Living with Diabetes

November 1, 2011 by Molly Huff

November is National Diabetes Awareness month, and Affinity would like to share some information on this group of diseases along with symptoms and treatments. 

Diabetes is a group of diseases characterized by high blood glucose levels that result from defects in the body's ability to produce and/or use insulin.  There are three main types of diabetes:

  • Type 1 diabetes is usually diagnosed in children and young adults, and was previously known as juvenile diabetes.  In Type 1 diabetes, the body does not produce insulin. 
  • Type 2 diabetes is the most common form of diabetes.  Millions of Americans have been diagnosed with this type, and many more are unaware that they are at high risk to develop Type 2 diabetes.  In this form of the disease, either the body does not produce enough insulin or the cells ignore the insulin. 
  • Gestational diabetes occurs in pregnant women, usually developing around the 24th week.  A diagnosis of gestational diabetes doesn't mean that you had diabetes before you conceived or that you will have diabetes after giving birth, but it's important to follow your doctor's advice regarding blood glucose levels during pregnancy.


Often diabetes goes undiagnosed because of many of its symptoms seem so harmless.  Following are a list of symptoms for Type 1 and Type 2 diabetes.

Type 1:

  • Frequent urination
  • Unusual thirst
  • Extreme hunger
  • Unusual weight loss
  • Extreme fatigue and irritability

Type 2:

  • Any of the Type 1 symptoms
  • Frequent infections
  • Blurred vision
  • Cuts/bruises that are slow to heal
  • Tingling/numbness in hands/feet
  • Recurring skin, gum, or bladder infections
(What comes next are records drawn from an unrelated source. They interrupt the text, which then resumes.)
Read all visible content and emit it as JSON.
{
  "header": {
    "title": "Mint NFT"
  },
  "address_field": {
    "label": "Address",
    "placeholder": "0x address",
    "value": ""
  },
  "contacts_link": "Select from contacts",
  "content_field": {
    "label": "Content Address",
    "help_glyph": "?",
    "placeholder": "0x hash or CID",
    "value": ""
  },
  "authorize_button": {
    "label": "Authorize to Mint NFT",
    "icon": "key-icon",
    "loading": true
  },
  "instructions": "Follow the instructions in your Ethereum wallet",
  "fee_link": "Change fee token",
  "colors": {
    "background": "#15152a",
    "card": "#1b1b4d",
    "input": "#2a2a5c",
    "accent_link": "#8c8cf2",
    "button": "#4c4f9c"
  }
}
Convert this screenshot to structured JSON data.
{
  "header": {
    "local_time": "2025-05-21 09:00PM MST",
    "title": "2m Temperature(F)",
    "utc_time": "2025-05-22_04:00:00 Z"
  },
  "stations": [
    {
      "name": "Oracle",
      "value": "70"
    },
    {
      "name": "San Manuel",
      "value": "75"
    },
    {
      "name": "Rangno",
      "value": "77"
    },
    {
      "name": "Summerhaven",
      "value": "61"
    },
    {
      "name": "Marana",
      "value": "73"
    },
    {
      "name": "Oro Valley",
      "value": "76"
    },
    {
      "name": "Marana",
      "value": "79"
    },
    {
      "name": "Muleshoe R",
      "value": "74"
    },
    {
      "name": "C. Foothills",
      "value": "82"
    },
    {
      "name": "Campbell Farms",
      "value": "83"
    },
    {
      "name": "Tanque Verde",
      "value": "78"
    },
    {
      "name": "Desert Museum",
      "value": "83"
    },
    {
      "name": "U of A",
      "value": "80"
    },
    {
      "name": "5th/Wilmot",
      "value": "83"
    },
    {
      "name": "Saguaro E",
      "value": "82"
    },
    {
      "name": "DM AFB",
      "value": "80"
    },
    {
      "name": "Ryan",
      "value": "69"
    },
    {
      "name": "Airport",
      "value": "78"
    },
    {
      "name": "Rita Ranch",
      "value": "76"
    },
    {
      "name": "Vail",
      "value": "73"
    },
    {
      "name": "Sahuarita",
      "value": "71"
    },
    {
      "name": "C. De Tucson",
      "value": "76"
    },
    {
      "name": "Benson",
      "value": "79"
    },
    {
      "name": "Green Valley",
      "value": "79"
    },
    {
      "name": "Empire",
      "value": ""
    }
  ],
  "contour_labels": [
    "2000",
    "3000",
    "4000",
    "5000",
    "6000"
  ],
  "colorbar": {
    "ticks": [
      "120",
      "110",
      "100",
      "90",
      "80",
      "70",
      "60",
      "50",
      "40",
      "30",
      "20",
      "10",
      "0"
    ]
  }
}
Being diagnosed with diabetes is not a death sentence.  Millions of Americans live with diabetes and are able to manage their disease with medicine, exercise, nutrition and support.  If you think you may be at risk for any form of diabetes, make an appointment with one of our family practice or internal medicine physicians.

You can also get involved with events that help raise funds, increase awareness and support the search for a cure for diabetes.  For more information on how to get involved, click here.

Georgia's diabetes offices are located in Atlanta and Savannah.